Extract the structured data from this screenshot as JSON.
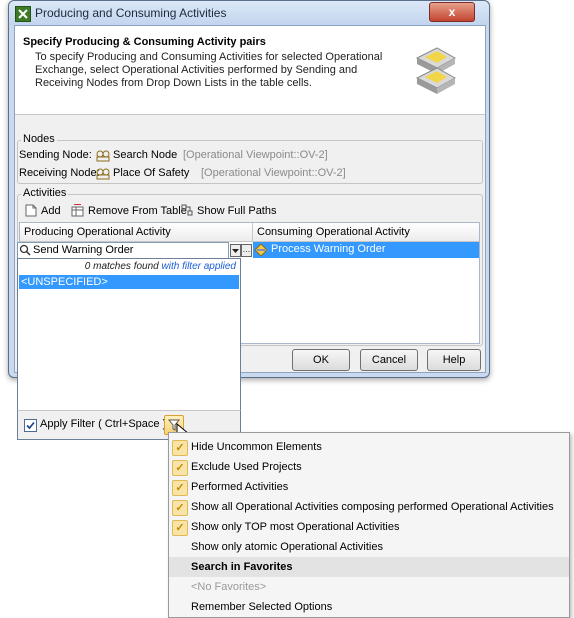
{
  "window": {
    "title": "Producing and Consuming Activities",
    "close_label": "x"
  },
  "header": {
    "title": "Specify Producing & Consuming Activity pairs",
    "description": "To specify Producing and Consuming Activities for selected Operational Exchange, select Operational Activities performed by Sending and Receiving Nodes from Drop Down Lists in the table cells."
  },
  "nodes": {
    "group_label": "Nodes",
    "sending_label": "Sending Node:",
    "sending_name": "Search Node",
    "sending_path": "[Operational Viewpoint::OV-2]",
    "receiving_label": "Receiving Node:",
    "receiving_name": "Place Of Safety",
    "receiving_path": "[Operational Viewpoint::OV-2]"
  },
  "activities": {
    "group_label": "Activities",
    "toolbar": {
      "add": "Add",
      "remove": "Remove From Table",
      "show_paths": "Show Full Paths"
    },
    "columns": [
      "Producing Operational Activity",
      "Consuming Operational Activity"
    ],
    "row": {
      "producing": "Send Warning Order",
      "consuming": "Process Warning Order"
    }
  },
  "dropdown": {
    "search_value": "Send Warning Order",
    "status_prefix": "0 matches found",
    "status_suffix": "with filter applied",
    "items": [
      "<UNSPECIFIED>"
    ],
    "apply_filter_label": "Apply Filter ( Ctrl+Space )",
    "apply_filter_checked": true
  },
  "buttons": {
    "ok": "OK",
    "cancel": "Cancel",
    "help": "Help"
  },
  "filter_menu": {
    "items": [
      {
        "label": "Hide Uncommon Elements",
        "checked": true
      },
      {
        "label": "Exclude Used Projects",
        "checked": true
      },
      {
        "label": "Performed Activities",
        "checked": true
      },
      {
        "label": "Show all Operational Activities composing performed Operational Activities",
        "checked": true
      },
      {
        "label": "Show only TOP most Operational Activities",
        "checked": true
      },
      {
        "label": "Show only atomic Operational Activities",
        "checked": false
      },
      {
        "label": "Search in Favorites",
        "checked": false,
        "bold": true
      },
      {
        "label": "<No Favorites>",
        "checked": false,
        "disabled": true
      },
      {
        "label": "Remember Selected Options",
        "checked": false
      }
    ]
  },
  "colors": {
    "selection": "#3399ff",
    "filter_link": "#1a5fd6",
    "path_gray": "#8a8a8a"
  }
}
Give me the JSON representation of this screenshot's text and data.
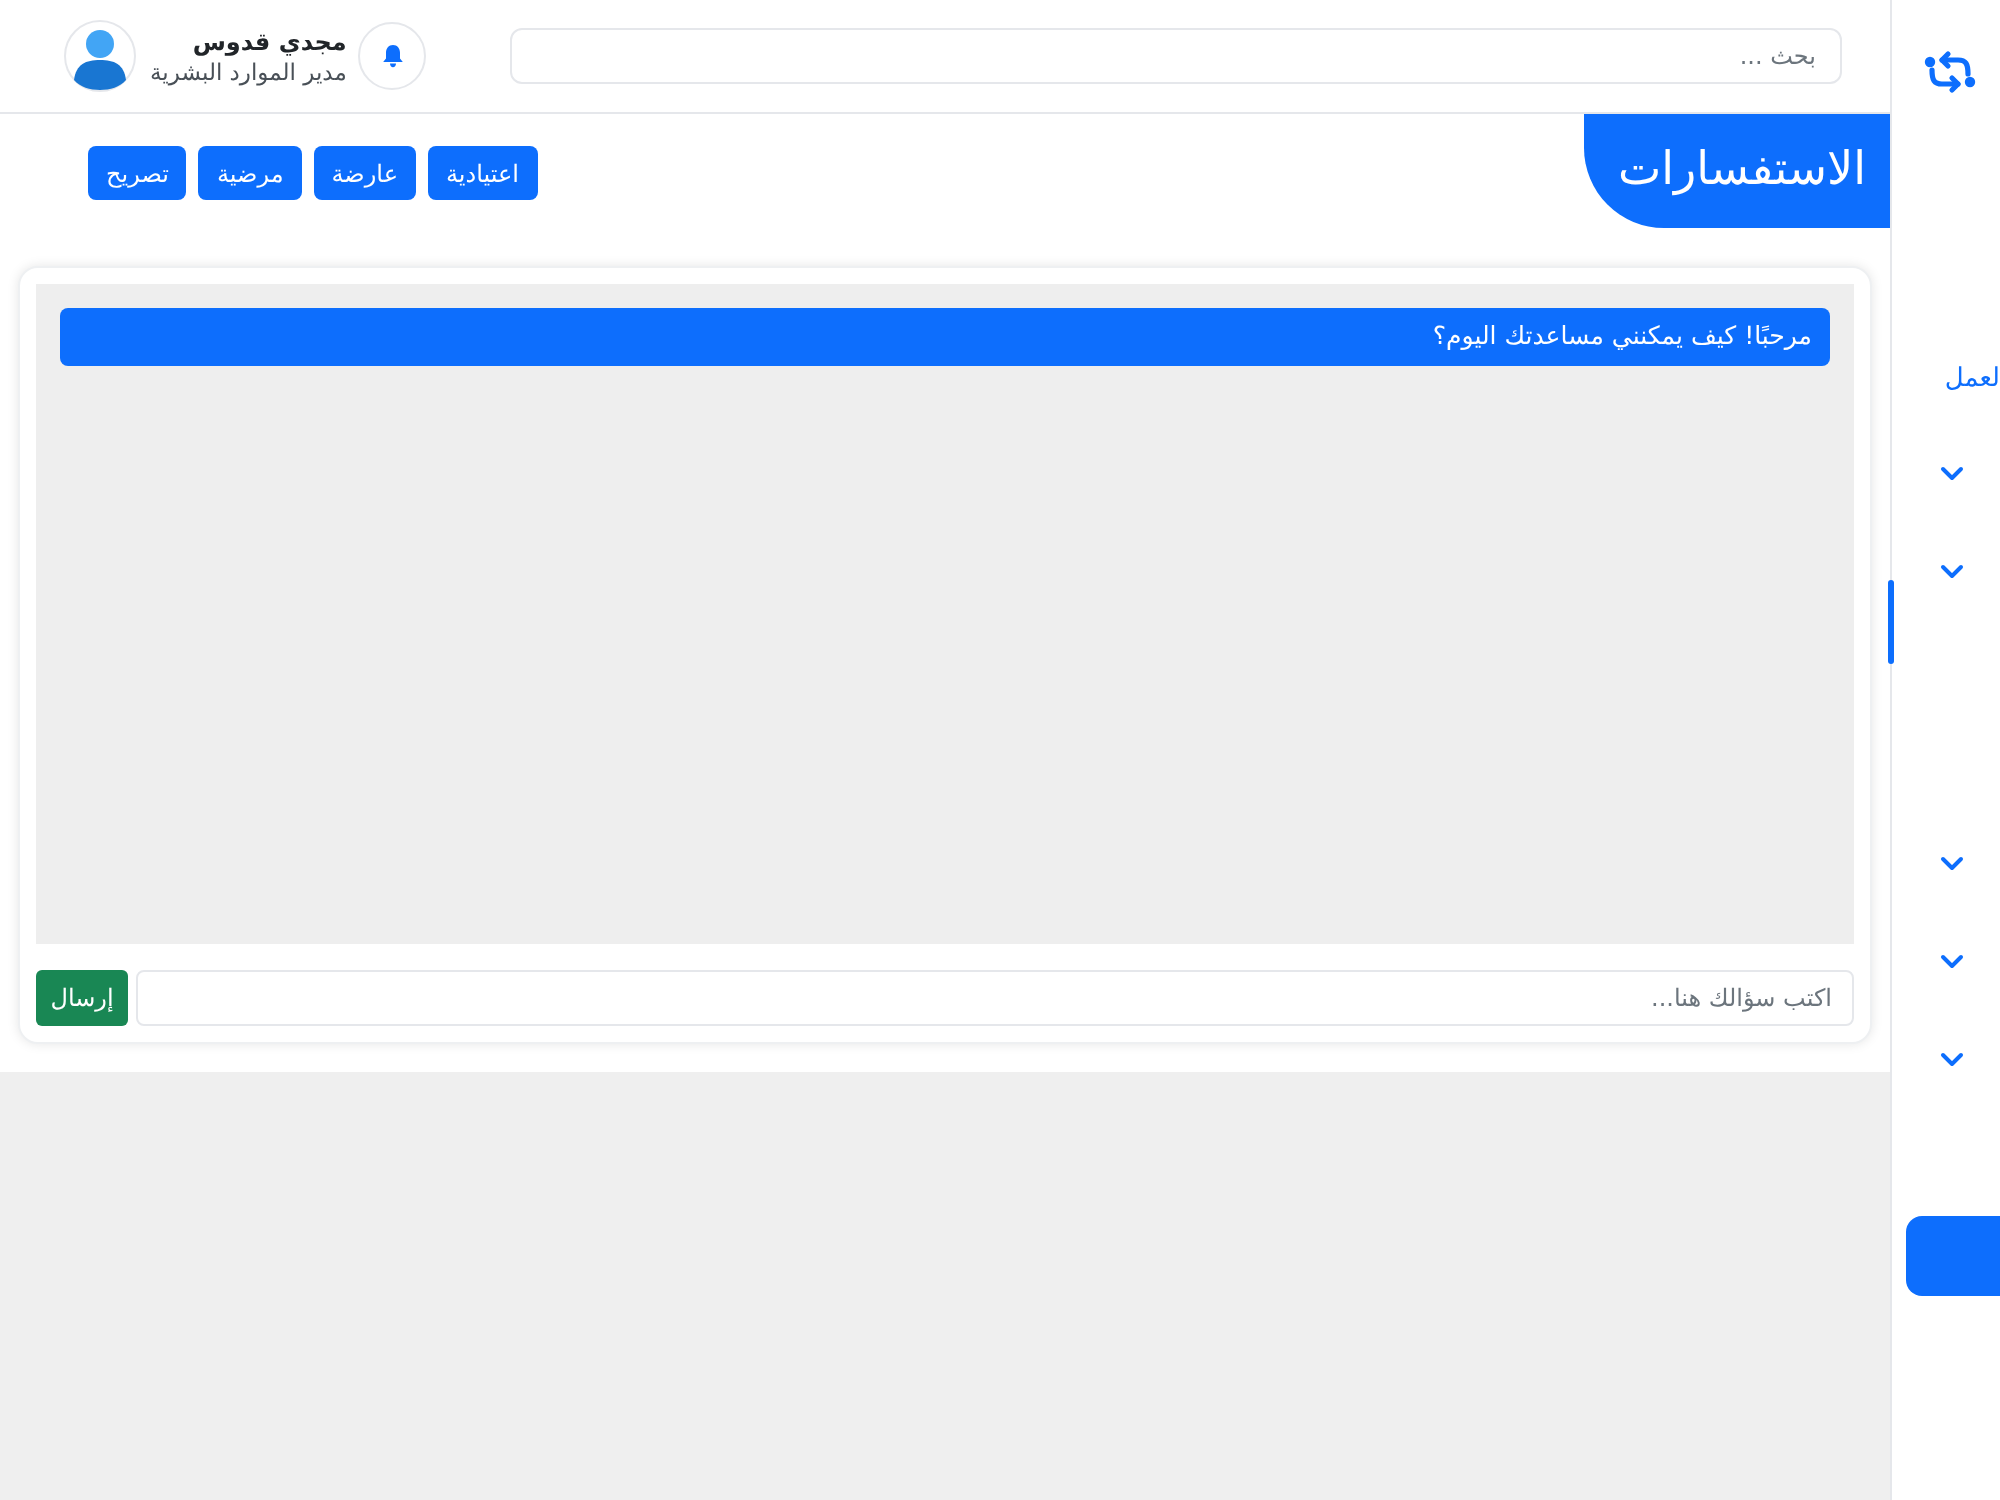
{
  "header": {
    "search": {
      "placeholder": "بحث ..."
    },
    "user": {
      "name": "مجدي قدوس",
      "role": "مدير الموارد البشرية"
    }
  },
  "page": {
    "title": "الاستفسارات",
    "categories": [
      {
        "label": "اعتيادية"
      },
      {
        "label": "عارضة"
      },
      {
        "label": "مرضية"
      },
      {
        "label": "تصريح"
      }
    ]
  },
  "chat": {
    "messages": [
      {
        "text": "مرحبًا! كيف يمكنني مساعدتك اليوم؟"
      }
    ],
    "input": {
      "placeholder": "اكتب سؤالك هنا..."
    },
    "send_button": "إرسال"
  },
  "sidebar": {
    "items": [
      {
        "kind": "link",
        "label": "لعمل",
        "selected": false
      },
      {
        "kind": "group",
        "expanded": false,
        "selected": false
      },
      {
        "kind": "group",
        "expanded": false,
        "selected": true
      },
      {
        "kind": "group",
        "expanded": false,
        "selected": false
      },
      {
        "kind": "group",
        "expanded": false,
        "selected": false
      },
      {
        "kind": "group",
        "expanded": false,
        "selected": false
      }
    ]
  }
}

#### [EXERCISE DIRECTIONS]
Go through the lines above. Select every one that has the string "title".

#### [TASK OUTPUT]
    "title": "Producing and Consuming Activities",
    "title": "Specify Producing & Consuming Activity pairs",
    "title": "الاستفسارات",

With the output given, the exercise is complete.